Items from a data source
● ● ●
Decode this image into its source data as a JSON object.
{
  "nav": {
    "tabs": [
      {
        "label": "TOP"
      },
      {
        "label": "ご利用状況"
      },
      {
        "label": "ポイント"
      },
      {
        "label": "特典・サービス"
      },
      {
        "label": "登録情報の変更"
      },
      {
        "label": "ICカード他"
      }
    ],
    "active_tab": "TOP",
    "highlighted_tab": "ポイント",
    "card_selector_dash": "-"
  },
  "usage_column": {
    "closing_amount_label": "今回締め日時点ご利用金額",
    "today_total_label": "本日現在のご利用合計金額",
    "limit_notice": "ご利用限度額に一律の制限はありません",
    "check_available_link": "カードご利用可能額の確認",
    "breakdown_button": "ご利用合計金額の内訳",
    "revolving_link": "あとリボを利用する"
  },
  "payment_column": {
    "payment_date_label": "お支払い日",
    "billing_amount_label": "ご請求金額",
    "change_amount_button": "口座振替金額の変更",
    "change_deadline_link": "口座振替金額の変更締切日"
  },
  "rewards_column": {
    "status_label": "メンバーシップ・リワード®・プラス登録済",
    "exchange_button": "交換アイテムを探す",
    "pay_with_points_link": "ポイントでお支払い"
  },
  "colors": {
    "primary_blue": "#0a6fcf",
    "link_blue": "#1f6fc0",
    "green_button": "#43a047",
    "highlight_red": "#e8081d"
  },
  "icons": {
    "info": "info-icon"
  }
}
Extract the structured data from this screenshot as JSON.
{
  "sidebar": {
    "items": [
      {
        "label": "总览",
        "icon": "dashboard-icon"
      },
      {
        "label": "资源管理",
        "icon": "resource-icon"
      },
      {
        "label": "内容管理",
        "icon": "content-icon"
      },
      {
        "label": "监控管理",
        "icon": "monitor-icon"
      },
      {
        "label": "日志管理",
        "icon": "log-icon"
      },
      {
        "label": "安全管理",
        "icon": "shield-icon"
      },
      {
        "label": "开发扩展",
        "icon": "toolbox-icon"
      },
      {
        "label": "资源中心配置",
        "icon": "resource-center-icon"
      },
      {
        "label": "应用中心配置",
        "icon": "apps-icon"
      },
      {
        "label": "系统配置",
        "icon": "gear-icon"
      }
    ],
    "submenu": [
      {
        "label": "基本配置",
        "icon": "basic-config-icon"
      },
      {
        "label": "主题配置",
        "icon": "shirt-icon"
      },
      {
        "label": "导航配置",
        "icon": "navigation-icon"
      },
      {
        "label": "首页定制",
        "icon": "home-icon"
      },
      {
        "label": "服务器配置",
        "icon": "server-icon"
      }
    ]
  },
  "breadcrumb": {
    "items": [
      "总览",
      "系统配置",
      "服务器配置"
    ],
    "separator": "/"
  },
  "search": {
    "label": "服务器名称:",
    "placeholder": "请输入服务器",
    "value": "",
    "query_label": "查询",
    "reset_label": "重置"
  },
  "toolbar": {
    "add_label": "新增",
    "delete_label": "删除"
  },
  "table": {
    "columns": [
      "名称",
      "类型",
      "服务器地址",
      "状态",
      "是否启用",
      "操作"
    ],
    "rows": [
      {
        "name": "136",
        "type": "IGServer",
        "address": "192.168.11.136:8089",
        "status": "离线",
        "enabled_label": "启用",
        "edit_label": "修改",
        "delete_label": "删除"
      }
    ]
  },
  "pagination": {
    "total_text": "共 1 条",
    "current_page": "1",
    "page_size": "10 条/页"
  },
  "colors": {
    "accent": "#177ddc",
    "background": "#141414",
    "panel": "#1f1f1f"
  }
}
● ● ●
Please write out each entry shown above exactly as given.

_Final answer_:
Decode this image into its source data as a JSON object.
{
  "nav": {
    "tabs": [
      {
        "label": "TOP"
      },
      {
        "label": "ご利用状況"
      },
      {
        "label": "ポイント"
      },
      {
        "label": "特典・サービス"
      },
      {
        "label": "登録情報の変更"
      },
      {
        "label": "ICカード他"
      }
    ],
    "active_tab": "TOP",
    "highlighted_tab": "ポイント",
    "card_selector_dash": "-"
  },
  "usage_column": {
    "closing_amount_label": "今回締め日時点ご利用金額",
    "today_total_label": "本日現在のご利用合計金額",
    "limit_notice": "ご利用限度額に一律の制限はありません",
    "check_available_link": "カードご利用可能額の確認",
    "breakdown_button": "ご利用合計金額の内訳",
    "revolving_link": "あとリボを利用する"
  },
  "payment_column": {
    "payment_date_label": "お支払い日",
    "billing_amount_label": "ご請求金額",
    "change_amount_button": "口座振替金額の変更",
    "change_deadline_link": "口座振替金額の変更締切日"
  },
  "rewards_column": {
    "status_label": "メンバーシップ・リワード®・プラス登録済",
    "exchange_button": "交換アイテムを探す",
    "pay_with_points_link": "ポイントでお支払い"
  },
  "colors": {
    "primary_blue": "#0a6fcf",
    "link_blue": "#1f6fc0",
    "green_button": "#43a047",
    "highlight_red": "#e8081d"
  },
  "icons": {
    "info": "info-icon"
  }
}
Extract the structured data from this screenshot as JSON.
{
  "sidebar": {
    "items": [
      {
        "label": "总览",
        "icon": "dashboard-icon"
      },
      {
        "label": "资源管理",
        "icon": "resource-icon"
      },
      {
        "label": "内容管理",
        "icon": "content-icon"
      },
      {
        "label": "监控管理",
        "icon": "monitor-icon"
      },
      {
        "label": "日志管理",
        "icon": "log-icon"
      },
      {
        "label": "安全管理",
        "icon": "shield-icon"
      },
      {
        "label": "开发扩展",
        "icon": "toolbox-icon"
      },
      {
        "label": "资源中心配置",
        "icon": "resource-center-icon"
      },
      {
        "label": "应用中心配置",
        "icon": "apps-icon"
      },
      {
        "label": "系统配置",
        "icon": "gear-icon"
      }
    ],
    "submenu": [
      {
        "label": "基本配置",
        "icon": "basic-config-icon"
      },
      {
        "label": "主题配置",
        "icon": "shirt-icon"
      },
      {
        "label": "导航配置",
        "icon": "navigation-icon"
      },
      {
        "label": "首页定制",
        "icon": "home-icon"
      },
      {
        "label": "服务器配置",
        "icon": "server-icon"
      }
    ]
  },
  "breadcrumb": {
    "items": [
      "总览",
      "系统配置",
      "服务器配置"
    ],
    "separator": "/"
  },
  "search": {
    "label": "服务器名称:",
    "placeholder": "请输入服务器",
    "value": "",
    "query_label": "查询",
    "reset_label": "重置"
  },
  "toolbar": {
    "add_label": "新增",
    "delete_label": "删除"
  },
  "table": {
    "columns": [
      "名称",
      "类型",
      "服务器地址",
      "状态",
      "是否启用",
      "操作"
    ],
    "rows": [
      {
        "name": "136",
        "type": "IGServer",
        "address": "192.168.11.136:8089",
        "status": "离线",
        "enabled_label": "启用",
        "edit_label": "修改",
        "delete_label": "删除"
      }
    ]
  },
  "pagination": {
    "total_text": "共 1 条",
    "current_page": "1",
    "page_size": "10 条/页"
  },
  "colors": {
    "accent": "#177ddc",
    "background": "#141414",
    "panel": "#1f1f1f"
  }
}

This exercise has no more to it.